This exercise asks for every line of the material that contains the word "human".

DATASET –
—————

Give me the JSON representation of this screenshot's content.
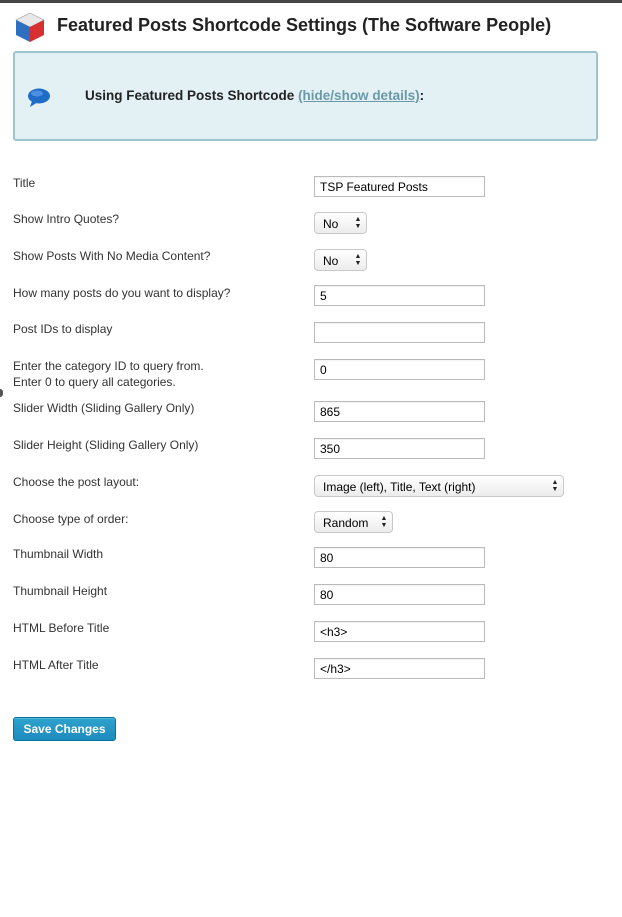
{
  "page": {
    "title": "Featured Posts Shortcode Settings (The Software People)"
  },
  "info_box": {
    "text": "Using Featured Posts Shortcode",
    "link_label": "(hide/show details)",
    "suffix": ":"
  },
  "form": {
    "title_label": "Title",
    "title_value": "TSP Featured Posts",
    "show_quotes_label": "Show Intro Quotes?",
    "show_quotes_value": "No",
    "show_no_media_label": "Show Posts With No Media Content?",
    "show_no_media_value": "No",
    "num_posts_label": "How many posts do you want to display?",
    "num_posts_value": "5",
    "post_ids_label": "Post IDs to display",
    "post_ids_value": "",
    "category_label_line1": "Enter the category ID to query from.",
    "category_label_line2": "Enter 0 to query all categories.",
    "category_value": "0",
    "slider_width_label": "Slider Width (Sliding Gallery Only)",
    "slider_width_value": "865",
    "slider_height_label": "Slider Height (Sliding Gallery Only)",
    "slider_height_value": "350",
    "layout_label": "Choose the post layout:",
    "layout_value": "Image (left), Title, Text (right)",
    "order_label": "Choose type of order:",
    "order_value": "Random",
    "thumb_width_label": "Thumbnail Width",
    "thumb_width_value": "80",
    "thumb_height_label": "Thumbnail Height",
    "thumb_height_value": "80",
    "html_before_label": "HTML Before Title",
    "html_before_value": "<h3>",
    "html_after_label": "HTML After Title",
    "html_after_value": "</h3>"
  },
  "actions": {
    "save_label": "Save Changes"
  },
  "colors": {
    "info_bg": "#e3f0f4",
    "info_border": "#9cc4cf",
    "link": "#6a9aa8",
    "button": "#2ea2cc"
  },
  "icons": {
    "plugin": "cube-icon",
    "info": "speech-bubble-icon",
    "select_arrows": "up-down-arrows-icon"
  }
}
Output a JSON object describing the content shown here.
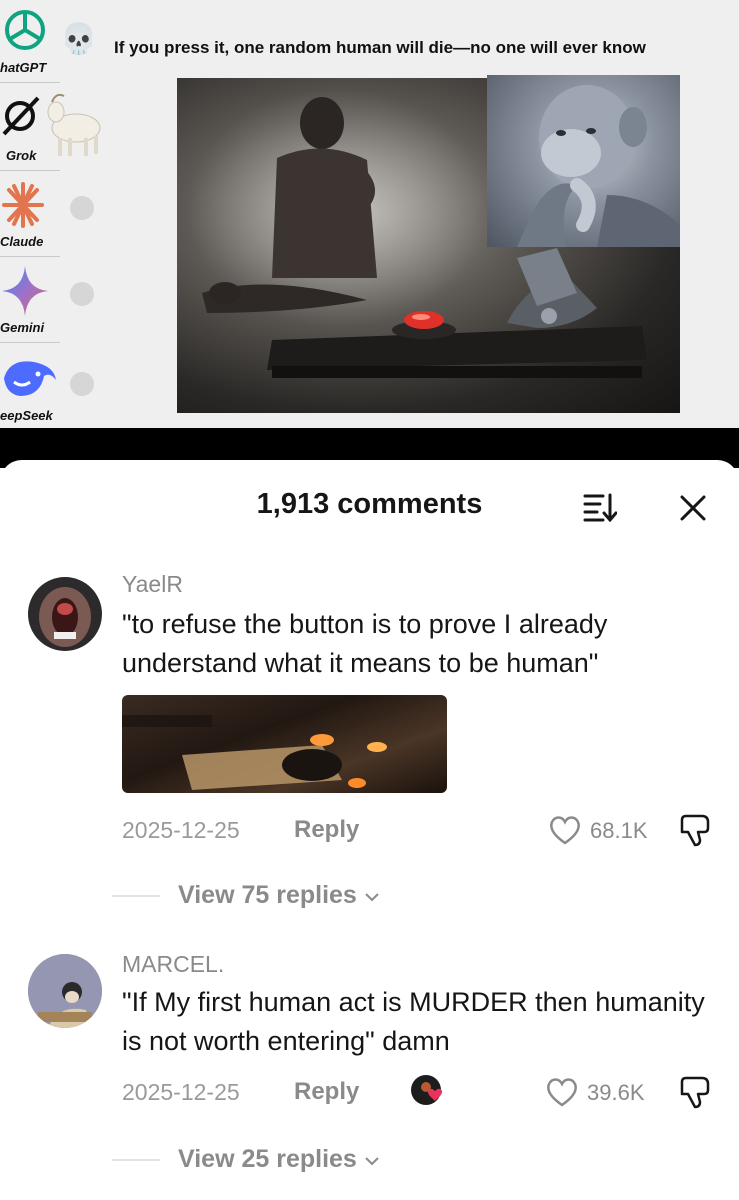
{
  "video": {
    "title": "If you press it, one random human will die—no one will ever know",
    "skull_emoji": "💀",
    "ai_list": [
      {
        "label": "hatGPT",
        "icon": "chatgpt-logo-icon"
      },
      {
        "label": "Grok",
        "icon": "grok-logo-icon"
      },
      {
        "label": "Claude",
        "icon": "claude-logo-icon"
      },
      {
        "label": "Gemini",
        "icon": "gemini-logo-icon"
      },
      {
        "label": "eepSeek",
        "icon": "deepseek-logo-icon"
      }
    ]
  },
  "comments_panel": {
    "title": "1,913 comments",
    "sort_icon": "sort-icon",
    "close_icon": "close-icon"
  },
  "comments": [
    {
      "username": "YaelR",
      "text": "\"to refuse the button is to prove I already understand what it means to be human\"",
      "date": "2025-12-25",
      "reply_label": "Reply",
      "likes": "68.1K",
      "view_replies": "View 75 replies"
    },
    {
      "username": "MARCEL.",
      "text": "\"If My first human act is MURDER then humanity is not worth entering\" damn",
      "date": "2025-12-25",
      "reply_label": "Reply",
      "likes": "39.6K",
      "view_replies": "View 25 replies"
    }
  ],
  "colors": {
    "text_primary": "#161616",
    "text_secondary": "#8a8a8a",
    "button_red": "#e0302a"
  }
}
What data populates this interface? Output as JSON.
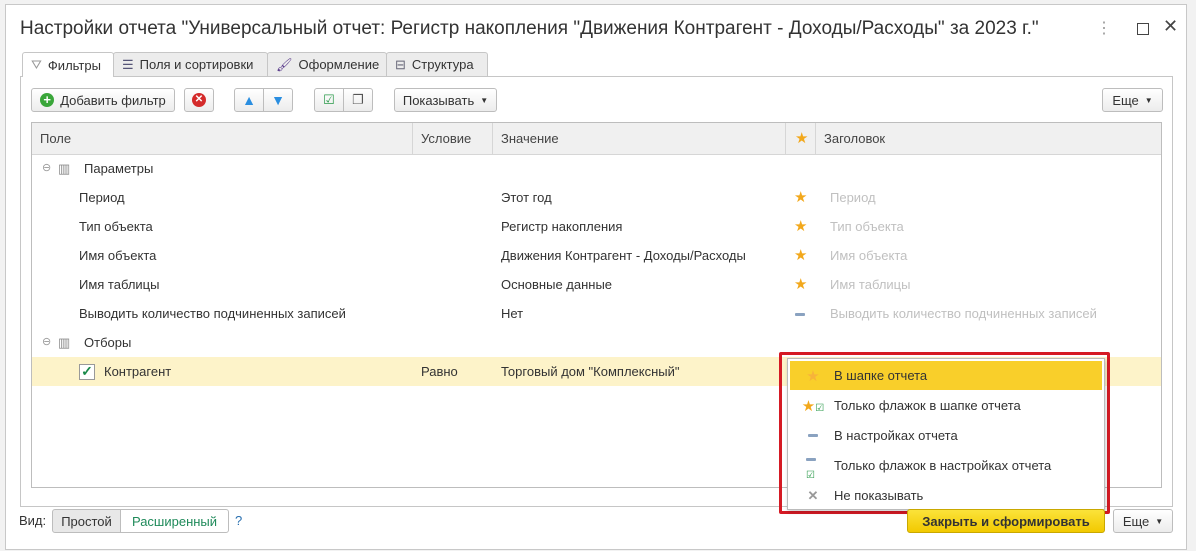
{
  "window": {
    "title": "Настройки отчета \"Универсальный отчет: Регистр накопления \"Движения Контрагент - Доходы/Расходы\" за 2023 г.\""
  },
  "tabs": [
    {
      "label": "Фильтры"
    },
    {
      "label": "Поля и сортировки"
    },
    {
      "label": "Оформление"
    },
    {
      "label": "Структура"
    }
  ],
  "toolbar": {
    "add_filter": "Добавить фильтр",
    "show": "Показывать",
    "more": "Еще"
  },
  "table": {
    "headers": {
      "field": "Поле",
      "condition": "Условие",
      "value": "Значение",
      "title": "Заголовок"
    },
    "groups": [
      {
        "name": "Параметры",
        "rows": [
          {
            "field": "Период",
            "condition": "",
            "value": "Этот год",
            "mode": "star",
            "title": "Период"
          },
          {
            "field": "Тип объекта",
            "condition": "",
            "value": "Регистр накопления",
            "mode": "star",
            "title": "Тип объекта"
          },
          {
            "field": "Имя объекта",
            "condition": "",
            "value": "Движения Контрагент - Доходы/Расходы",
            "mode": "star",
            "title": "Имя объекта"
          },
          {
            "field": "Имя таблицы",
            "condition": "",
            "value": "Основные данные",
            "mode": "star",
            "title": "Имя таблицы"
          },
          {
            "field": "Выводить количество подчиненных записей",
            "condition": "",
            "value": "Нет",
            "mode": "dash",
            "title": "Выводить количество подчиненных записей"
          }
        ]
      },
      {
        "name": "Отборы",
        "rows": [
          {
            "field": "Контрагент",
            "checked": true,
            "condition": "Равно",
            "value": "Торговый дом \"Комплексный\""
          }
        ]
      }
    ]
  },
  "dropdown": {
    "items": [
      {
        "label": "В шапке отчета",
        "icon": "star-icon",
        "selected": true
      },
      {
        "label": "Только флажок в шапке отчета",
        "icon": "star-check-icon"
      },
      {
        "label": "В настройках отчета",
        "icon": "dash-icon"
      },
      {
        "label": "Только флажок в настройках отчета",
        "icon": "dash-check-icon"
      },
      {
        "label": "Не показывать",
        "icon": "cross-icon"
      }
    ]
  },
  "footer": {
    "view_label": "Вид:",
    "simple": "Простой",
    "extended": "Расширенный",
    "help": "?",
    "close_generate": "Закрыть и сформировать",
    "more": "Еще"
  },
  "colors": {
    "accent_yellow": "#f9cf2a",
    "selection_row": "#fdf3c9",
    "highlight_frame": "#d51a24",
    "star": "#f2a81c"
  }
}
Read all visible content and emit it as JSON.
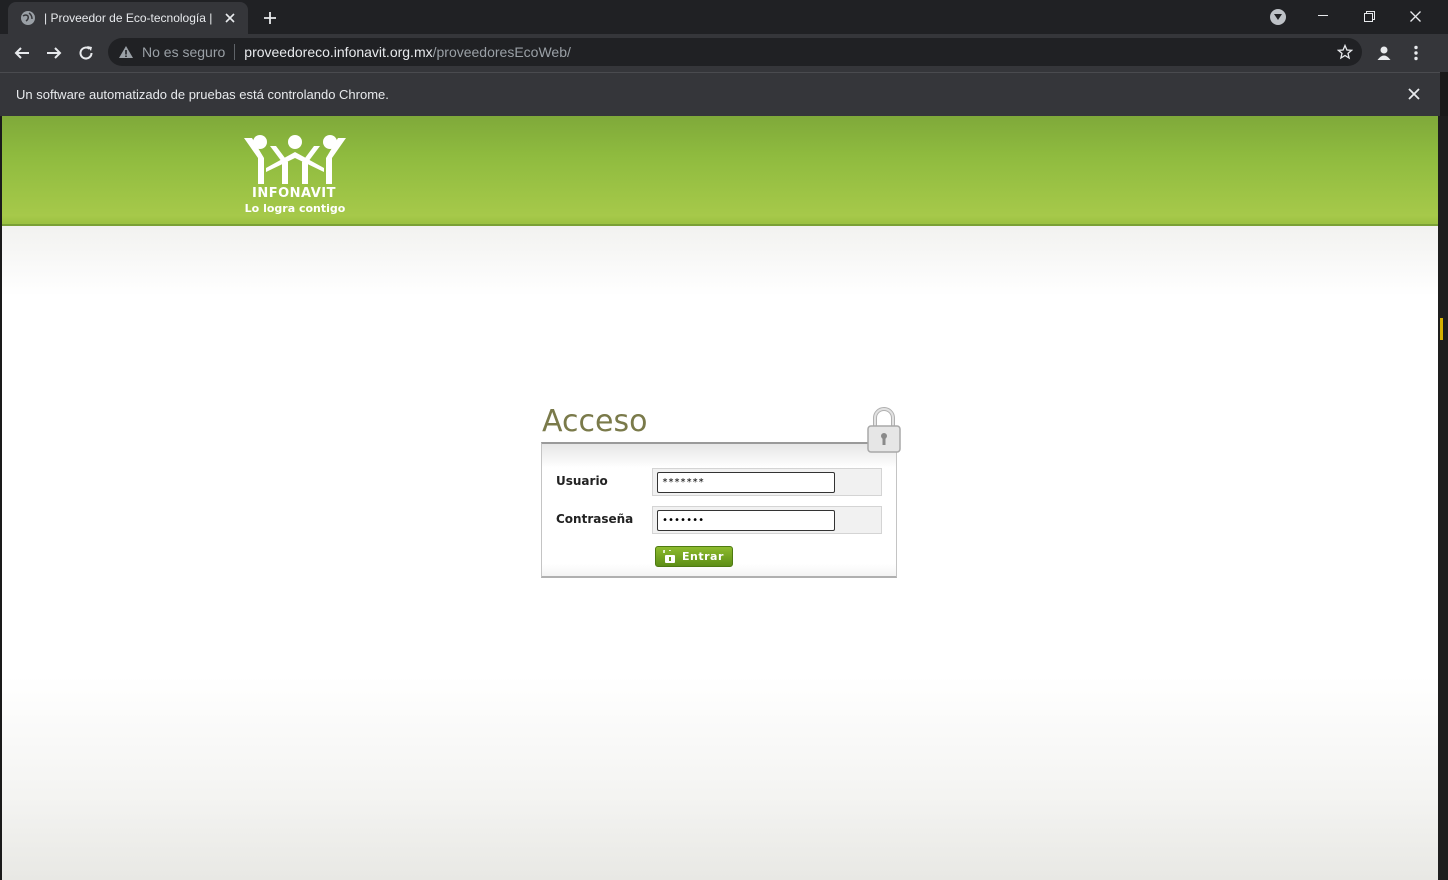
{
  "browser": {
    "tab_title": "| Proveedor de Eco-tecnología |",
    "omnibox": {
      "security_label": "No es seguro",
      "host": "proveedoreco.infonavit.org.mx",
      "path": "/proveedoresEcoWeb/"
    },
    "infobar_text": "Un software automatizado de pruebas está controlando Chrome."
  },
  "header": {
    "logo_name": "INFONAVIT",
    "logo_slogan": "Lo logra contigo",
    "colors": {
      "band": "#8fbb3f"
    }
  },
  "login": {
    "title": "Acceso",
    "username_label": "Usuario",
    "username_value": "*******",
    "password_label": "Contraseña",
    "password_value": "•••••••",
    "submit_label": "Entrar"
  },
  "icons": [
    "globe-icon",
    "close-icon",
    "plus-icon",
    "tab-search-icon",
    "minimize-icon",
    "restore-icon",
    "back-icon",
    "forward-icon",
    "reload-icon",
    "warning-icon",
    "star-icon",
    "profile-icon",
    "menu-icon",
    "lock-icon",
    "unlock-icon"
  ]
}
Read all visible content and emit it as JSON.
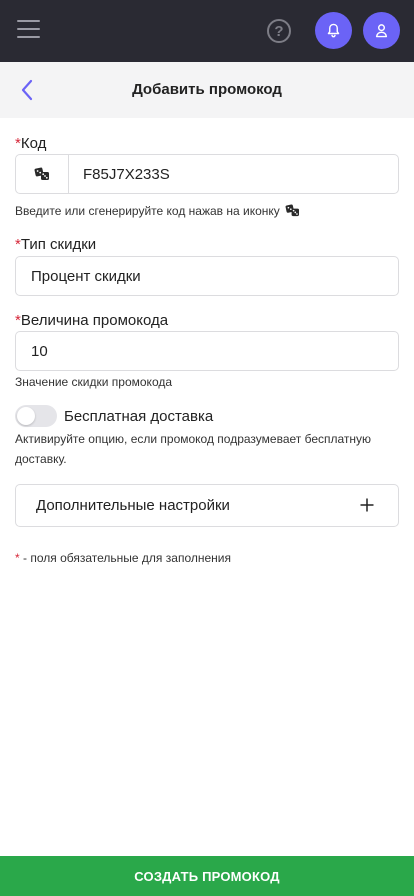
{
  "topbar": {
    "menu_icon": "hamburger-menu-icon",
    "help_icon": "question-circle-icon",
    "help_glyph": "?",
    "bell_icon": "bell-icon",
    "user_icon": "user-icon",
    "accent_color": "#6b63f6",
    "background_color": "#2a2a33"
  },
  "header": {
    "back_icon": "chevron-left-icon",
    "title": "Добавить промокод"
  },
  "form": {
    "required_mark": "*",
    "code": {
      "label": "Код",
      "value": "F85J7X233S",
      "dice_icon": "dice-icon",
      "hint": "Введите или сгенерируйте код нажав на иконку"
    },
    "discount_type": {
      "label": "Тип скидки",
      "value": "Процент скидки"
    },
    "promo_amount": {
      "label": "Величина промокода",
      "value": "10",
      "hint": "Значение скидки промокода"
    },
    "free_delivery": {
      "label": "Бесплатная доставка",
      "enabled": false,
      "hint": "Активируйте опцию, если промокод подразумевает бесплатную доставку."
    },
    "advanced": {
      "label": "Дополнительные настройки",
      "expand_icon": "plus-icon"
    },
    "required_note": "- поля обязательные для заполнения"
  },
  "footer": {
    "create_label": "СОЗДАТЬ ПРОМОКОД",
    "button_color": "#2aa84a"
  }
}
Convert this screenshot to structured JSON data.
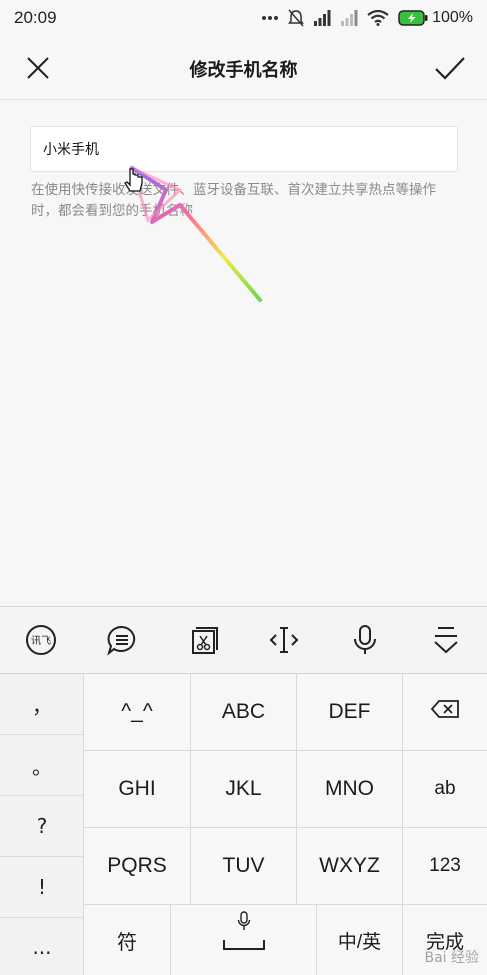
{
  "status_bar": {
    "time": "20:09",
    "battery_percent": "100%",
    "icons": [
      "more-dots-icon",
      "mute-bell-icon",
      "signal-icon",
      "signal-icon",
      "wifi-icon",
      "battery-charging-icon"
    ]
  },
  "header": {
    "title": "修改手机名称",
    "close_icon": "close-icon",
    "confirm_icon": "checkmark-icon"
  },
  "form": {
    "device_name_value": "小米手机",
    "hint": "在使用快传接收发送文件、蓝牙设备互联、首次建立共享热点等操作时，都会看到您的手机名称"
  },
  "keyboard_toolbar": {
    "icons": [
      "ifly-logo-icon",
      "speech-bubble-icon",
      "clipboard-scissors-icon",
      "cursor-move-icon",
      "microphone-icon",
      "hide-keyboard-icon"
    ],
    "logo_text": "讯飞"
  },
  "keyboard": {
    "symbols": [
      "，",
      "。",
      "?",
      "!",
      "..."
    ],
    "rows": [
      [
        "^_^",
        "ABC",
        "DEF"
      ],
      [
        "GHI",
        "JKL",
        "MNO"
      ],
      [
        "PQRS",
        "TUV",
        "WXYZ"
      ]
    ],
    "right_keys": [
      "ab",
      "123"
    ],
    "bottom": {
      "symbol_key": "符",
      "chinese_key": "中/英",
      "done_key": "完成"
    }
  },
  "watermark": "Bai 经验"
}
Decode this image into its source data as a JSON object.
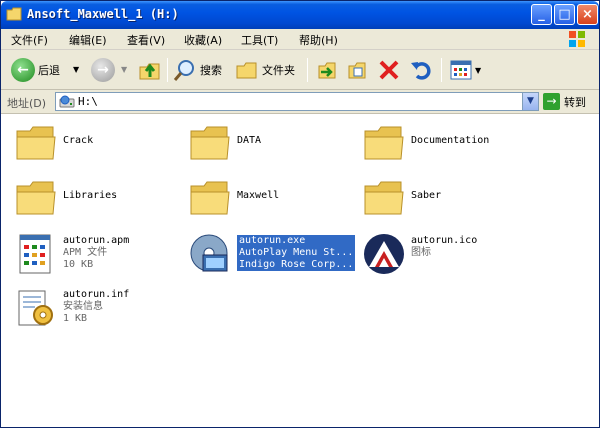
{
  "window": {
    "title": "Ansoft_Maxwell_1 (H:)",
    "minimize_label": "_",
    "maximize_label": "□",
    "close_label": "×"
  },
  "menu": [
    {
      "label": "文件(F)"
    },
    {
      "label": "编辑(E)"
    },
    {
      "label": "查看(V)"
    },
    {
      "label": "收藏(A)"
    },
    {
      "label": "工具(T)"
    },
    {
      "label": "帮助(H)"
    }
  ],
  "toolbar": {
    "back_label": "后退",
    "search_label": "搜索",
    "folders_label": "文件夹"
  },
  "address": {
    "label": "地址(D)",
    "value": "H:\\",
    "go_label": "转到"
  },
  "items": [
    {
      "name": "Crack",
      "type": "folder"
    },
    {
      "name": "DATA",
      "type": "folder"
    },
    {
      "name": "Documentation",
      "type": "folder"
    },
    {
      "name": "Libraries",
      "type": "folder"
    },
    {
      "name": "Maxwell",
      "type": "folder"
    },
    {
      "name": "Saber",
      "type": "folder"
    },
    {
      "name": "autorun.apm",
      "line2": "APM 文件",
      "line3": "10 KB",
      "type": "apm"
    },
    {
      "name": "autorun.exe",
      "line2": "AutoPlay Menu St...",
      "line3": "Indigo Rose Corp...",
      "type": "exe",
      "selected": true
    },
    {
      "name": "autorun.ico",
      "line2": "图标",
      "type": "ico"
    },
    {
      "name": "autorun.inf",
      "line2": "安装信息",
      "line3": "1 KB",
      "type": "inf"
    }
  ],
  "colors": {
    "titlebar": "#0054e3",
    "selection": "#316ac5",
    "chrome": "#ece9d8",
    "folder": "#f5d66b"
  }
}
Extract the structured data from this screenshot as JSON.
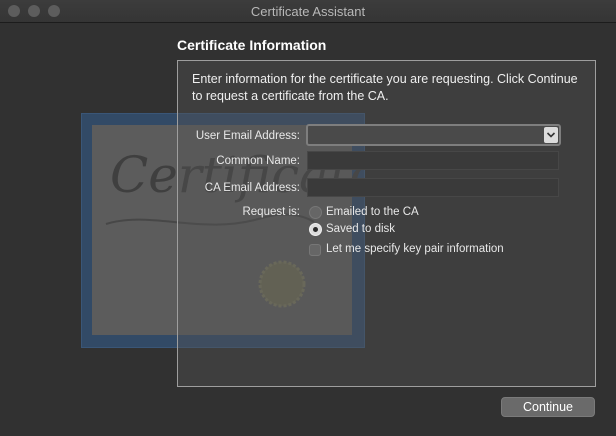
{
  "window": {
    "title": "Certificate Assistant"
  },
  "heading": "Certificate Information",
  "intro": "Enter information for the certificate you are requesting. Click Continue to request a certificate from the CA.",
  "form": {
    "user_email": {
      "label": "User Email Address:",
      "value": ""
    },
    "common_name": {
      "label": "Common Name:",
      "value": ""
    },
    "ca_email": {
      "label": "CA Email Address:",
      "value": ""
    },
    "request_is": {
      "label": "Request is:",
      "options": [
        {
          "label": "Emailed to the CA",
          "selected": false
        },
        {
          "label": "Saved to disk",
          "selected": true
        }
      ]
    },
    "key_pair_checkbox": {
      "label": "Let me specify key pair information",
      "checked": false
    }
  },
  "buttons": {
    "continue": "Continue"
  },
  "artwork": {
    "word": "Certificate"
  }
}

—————

ANSWER TO THE PROBLEM –
    "title": "If you press it, one random human will die—no one will ever know",
      "text": "\"to refuse the button is to prove I already understand what it means to be human\"",
      "text": "\"If My first human act is MURDER then humanity is not worth entering\" damn",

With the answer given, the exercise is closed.